Although I lament the misfortune of Frank but it did bring a certain blemish on an otherwise honorable character of Claire which in turn made for an excellent primary conflict whilst the later seasons were jejune in terms of conflicts, character quality and plot progressions. However, the ending of this tragic saga had me fuming; poor old Frank was rewarded with a few sobs and a posthumous slap on the cheek: “Oh Frank! I did love you”.
“Well, Watson, what do you make of it? Let me hear you deconstruct her most obfuscated declaration.”
“Holmes, I dread to cause another instance of disappointment to a dear friend such as you, gifted with the most astute of faculties. As you yourself admit the proclamation’s obscure nature, I am at sea regarding its conclusions.”
“Indeed, I did characterize it as such but, my dear Watson, you might have erred in assuming that I had indicated it was impregnable to scrutiny for I surmise that our dead client here was thought of in the most amorous manner by his former companion before she downloaded an update who was, however, in strict chronological sense, dated.”
Or to be Fraser

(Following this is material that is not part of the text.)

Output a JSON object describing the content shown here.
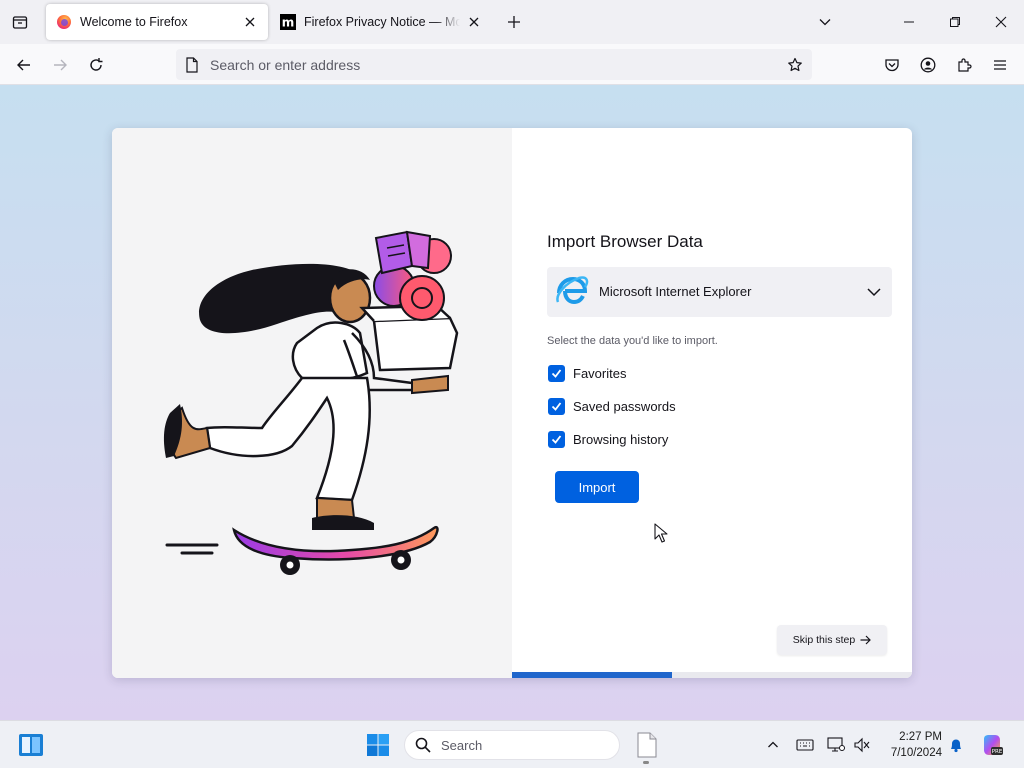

Claire’s betrayal to Frank was still assuaged by the harmonious love between Jamie and Claire; that this betrayal happened to allow a pretty thing was a great consolation to my heart. When Jamie brought Claire to Craigh na dun to let her return to her time, darn it that was the most adorable moment in the show; besides Claire, even I fell for Jamie that very instance. I emitted this humming aww at the screen as if to say, “lord I ship them so hard!” And that’s when the teenaged me put on a stiff grimace; he can take a hike and let me ogle at this lovely pairing. To me, definitely, Outlander is about these two swaggering along in the olden world amassing triumphs and grey hairs.